Task item.
Which lines below include "data"? Copy them all.

Exercise input.
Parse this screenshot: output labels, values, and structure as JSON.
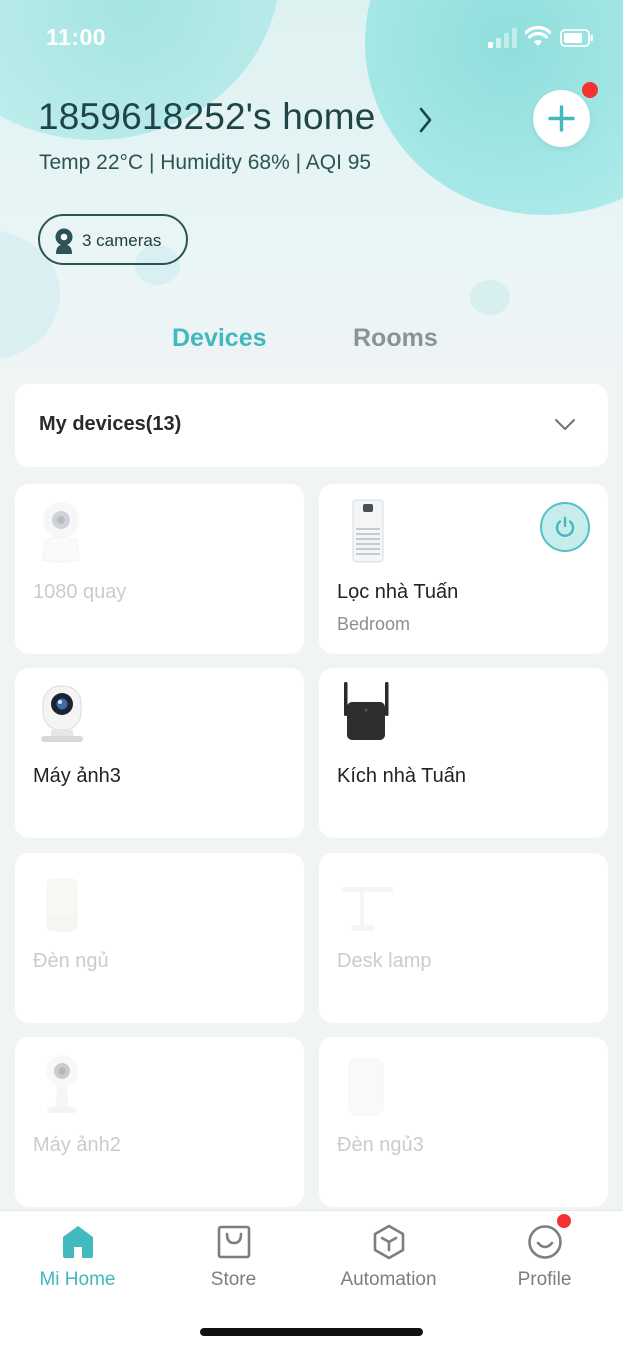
{
  "status_bar": {
    "time": "11:00"
  },
  "header": {
    "home_title": "1859618252's home",
    "env": "Temp 22°C | Humidity 68% | AQI 95",
    "cameras_label": "3 cameras"
  },
  "tabs": [
    {
      "label": "Devices",
      "active": true
    },
    {
      "label": "Rooms",
      "active": false
    }
  ],
  "my_devices": {
    "label": "My devices(13)"
  },
  "devices": [
    {
      "name": "1080 quay",
      "room": "",
      "icon": "camera-360-icon",
      "online": false
    },
    {
      "name": "Lọc nhà Tuấn",
      "room": "Bedroom",
      "icon": "air-purifier-icon",
      "online": true,
      "power": true
    },
    {
      "name": "Máy ảnh3",
      "room": "",
      "icon": "camera-icon",
      "online": true
    },
    {
      "name": "Kích nhà Tuấn",
      "room": "",
      "icon": "wifi-extender-icon",
      "online": true
    },
    {
      "name": "Đèn ngủ",
      "room": "",
      "icon": "bedside-lamp-icon",
      "online": false
    },
    {
      "name": "Desk lamp",
      "room": "",
      "icon": "desk-lamp-icon",
      "online": false
    },
    {
      "name": "Máy ảnh2",
      "room": "",
      "icon": "camera-icon",
      "online": false
    },
    {
      "name": "Đèn ngủ3",
      "room": "",
      "icon": "bedside-lamp-icon",
      "online": false
    }
  ],
  "nav": [
    {
      "label": "Mi Home",
      "icon": "home-icon",
      "active": true
    },
    {
      "label": "Store",
      "icon": "store-bag-icon",
      "active": false
    },
    {
      "label": "Automation",
      "icon": "automation-icon",
      "active": false
    },
    {
      "label": "Profile",
      "icon": "profile-icon",
      "active": false
    }
  ],
  "colors": {
    "accent": "#41b9bd",
    "badge": "#f43232",
    "title": "#1f4548"
  }
}
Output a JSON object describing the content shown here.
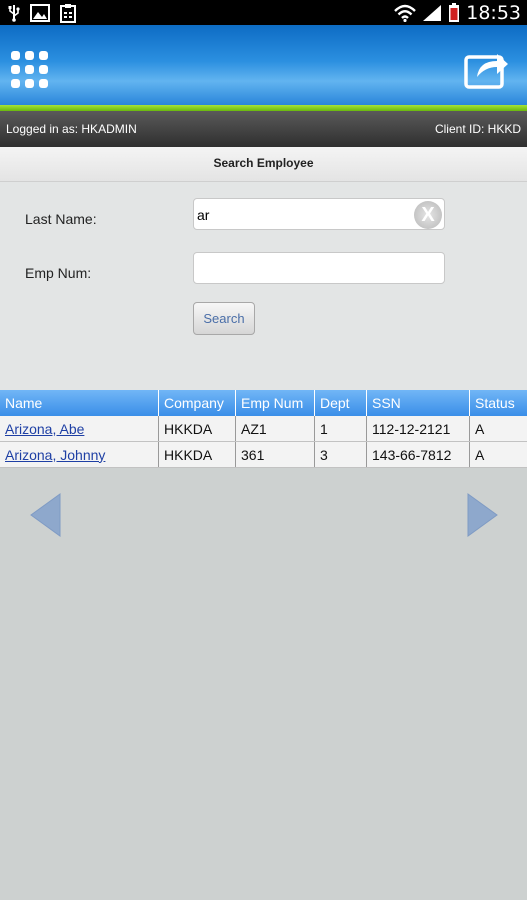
{
  "status_bar": {
    "time": "18:53",
    "icons_left": [
      "usb-icon",
      "image-icon",
      "clipboard-icon"
    ],
    "icons_right": [
      "wifi-icon",
      "signal-icon",
      "battery-icon"
    ]
  },
  "header": {
    "menu_icon": "grid-menu-icon",
    "share_icon": "share-icon",
    "colors": {
      "header_blue": "#2b8fe0",
      "accent_green": "#8fd41f"
    }
  },
  "info_bar": {
    "logged_in": "Logged in as: HKADMIN",
    "client_id": "Client ID: HKKD"
  },
  "page_title": "Search Employee",
  "form": {
    "last_name_label": "Last Name:",
    "last_name_value": "ar",
    "emp_num_label": "Emp Num:",
    "emp_num_value": "",
    "clear_label": "X",
    "search_label": "Search"
  },
  "table": {
    "columns": [
      "Name",
      "Company",
      "Emp Num",
      "Dept",
      "SSN",
      "Status"
    ],
    "rows": [
      {
        "name": "Arizona, Abe",
        "company": "HKKDA",
        "emp_num": "AZ1",
        "dept": "1",
        "ssn": "112-12-2121",
        "status": "A"
      },
      {
        "name": "Arizona, Johnny",
        "company": "HKKDA",
        "emp_num": "361",
        "dept": "3",
        "ssn": "143-66-7812",
        "status": "A"
      }
    ]
  },
  "nav": {
    "prev_icon": "arrow-left-icon",
    "next_icon": "arrow-right-icon"
  }
}
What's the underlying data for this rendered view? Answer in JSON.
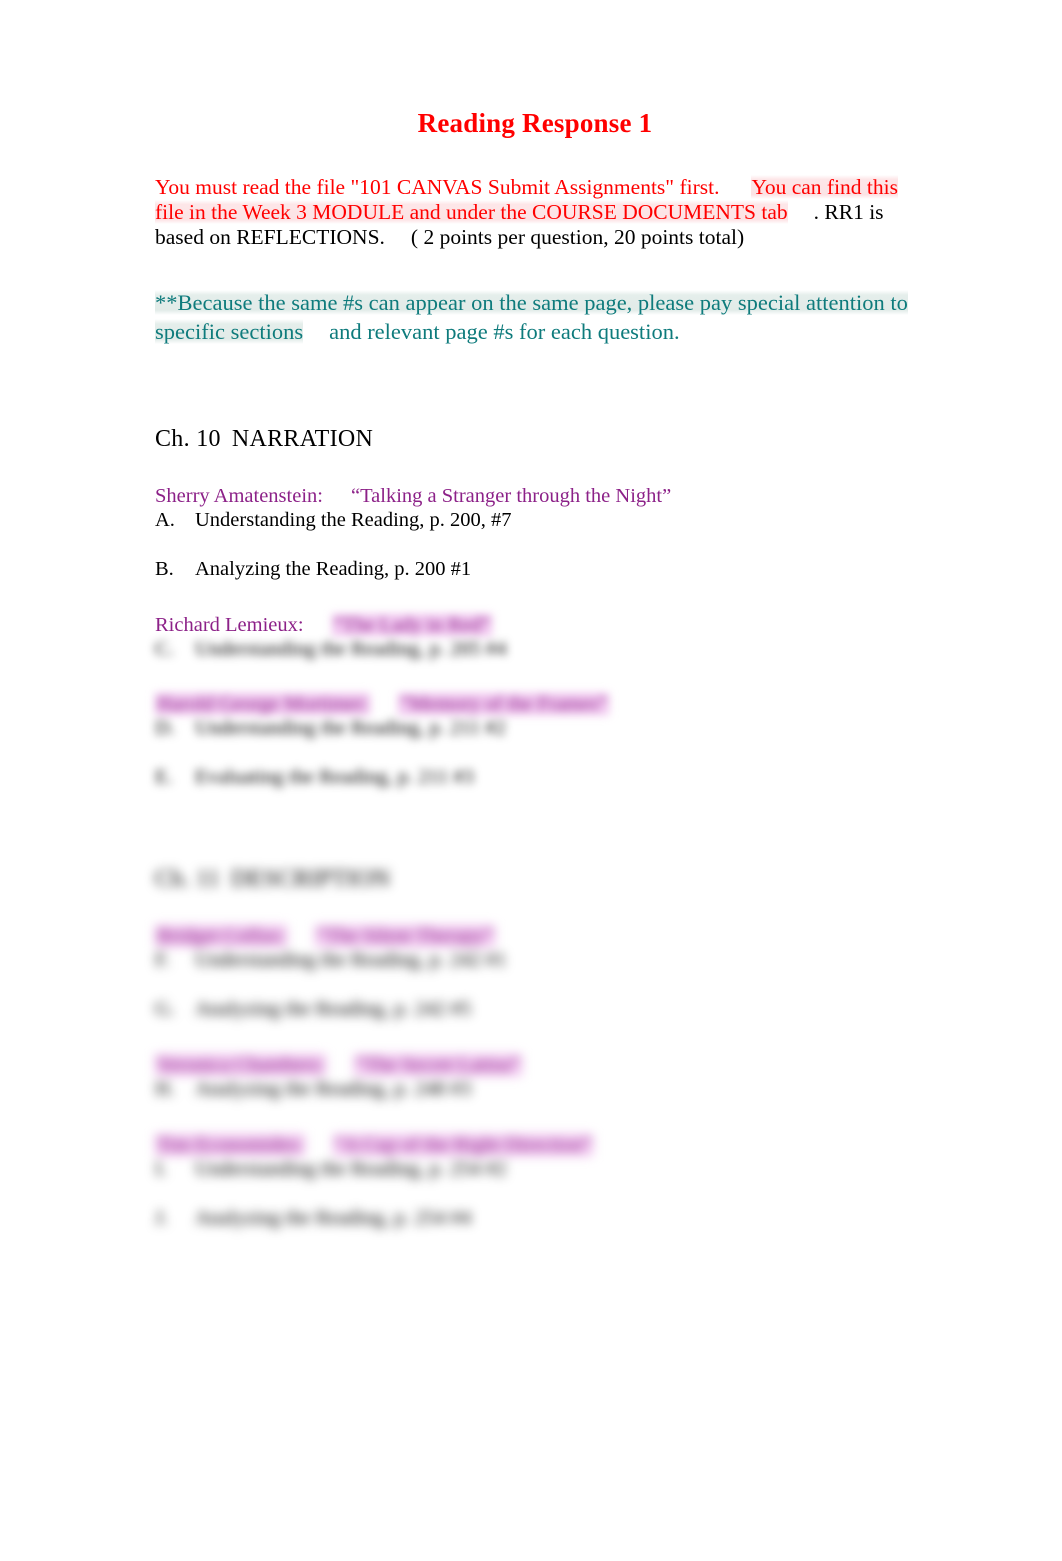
{
  "document": {
    "title": "Reading Response 1",
    "title_color": "#ff0000"
  },
  "intro": {
    "red_paragraph": {
      "segment_1": "You must read the file \"101 CANVAS Submit Assignments\" first.",
      "segment_2": "You can find this file in the Week 3 MODULE and under the COURSE DOCUMENTS tab",
      "segment_3": ". RR1 is based on REFLECTIONS.",
      "segment_4": "( 2 points per question, 20 points total)",
      "color": "#ff0000"
    },
    "teal_paragraph": {
      "segment_1": "**Because the same #s can appear on the same page, please pay special attention to specific sections",
      "segment_2": "and relevant page #s for each question.",
      "color": "#0e7b7c"
    }
  },
  "chapters": [
    {
      "number": "Ch. 10",
      "name": "NARRATION",
      "readings": [
        {
          "author": "Sherry Amatenstein:",
          "author_color": "#8c2188",
          "title": "“Talking a Stranger through the Night”",
          "redacted": false,
          "highlighted": false,
          "questions": [
            {
              "label": "A.",
              "text": "Understanding the Reading, p. 200, #7",
              "redacted": false
            },
            {
              "label": "B.",
              "text": "Analyzing the Reading, p. 200 #1",
              "redacted": false
            }
          ]
        },
        {
          "author": "Richard Lemieux:",
          "author_color": "#8c2188",
          "title": "“The Lady in Red”",
          "redacted": true,
          "highlighted": true,
          "questions": [
            {
              "label": "C.",
              "text": "Understanding the Reading, p. 205 #4",
              "redacted": true
            }
          ]
        },
        {
          "author": "Harold George Mortimer:",
          "author_color": "#8c2188",
          "title": "“Memory of the Frames”",
          "redacted": true,
          "highlighted": true,
          "questions": [
            {
              "label": "D.",
              "text": "Understanding the Reading, p. 211 #2",
              "redacted": true
            },
            {
              "label": "E.",
              "text": "Evaluating the Reading, p. 211 #3",
              "redacted": true
            }
          ]
        }
      ]
    },
    {
      "number": "Ch. 11",
      "name": "DESCRIPTION",
      "redacted": true,
      "readings": [
        {
          "author": "Bridget Colfax:",
          "author_color": "#8c2188",
          "title": "“The Silent Therapy”",
          "redacted": true,
          "highlighted": true,
          "questions": [
            {
              "label": "F.",
              "text": "Understanding the Reading, p. 242 #1",
              "redacted": true
            },
            {
              "label": "G.",
              "text": "Analyzing the Reading, p. 242 #5",
              "redacted": true
            }
          ]
        },
        {
          "author": "Veronica Chambers:",
          "author_color": "#8c2188",
          "title": "“The Secret Latina”",
          "redacted": true,
          "highlighted": true,
          "questions": [
            {
              "label": "H.",
              "text": "Analyzing the Reading, p. 248 #3",
              "redacted": true
            }
          ]
        },
        {
          "author": "Tim Economides:",
          "author_color": "#8c2188",
          "title": "“A Cup of the Right Direction”",
          "redacted": true,
          "highlighted": true,
          "questions": [
            {
              "label": "I.",
              "text": "Understanding the Reading, p. 254 #2",
              "redacted": true
            },
            {
              "label": "J.",
              "text": "Analyzing the Reading, p. 254 #4",
              "redacted": true
            }
          ]
        }
      ]
    }
  ]
}
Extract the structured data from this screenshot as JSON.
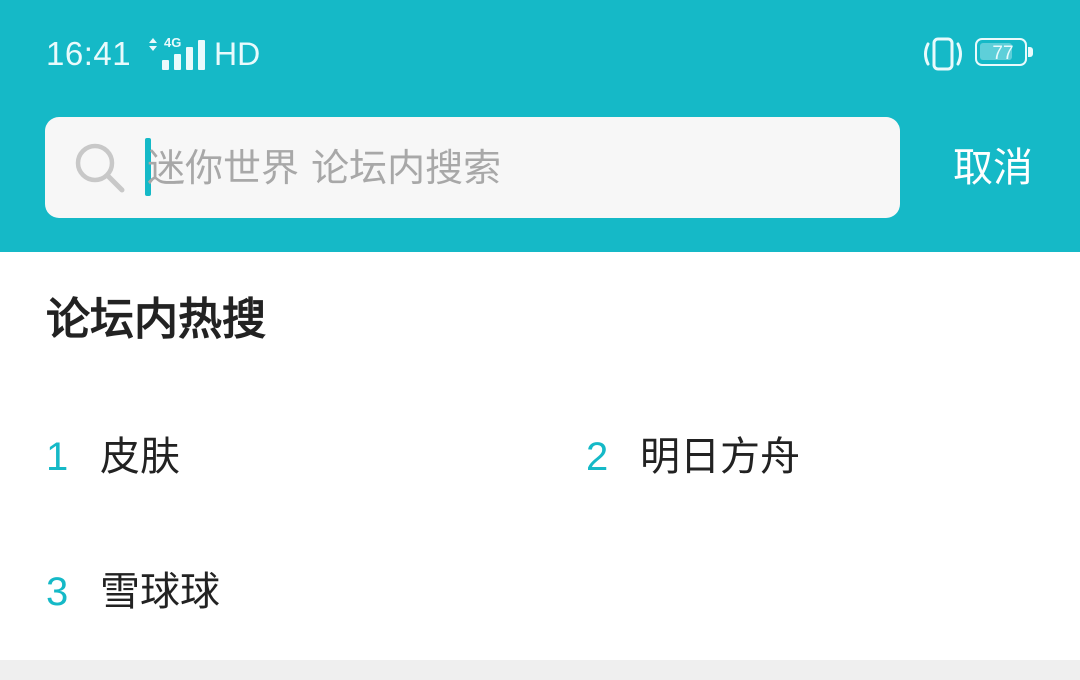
{
  "colors": {
    "accent": "#15b9c7",
    "header_text": "#e9fafc",
    "search_bg": "#f7f7f7",
    "placeholder": "#a8a8a8",
    "title_text": "#222222",
    "divider": "#efefef"
  },
  "status_bar": {
    "time": "16:41",
    "network_type": "4G",
    "hd_label": "HD",
    "battery_level": "77",
    "icons": [
      "data-arrows-icon",
      "signal-bars-icon",
      "vibrate-icon",
      "battery-icon"
    ]
  },
  "search": {
    "placeholder": "迷你世界 论坛内搜索",
    "value": "",
    "icon": "search-icon"
  },
  "cancel_label": "取消",
  "hot_search": {
    "title": "论坛内热搜",
    "items": [
      {
        "rank": "1",
        "label": "皮肤"
      },
      {
        "rank": "2",
        "label": "明日方舟"
      },
      {
        "rank": "3",
        "label": "雪球球"
      }
    ]
  }
}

Solution.
What's the underlying data for this rendered view? Answer in JSON.
Extract the structured data from this screenshot as JSON.
      "data-arrows-icon",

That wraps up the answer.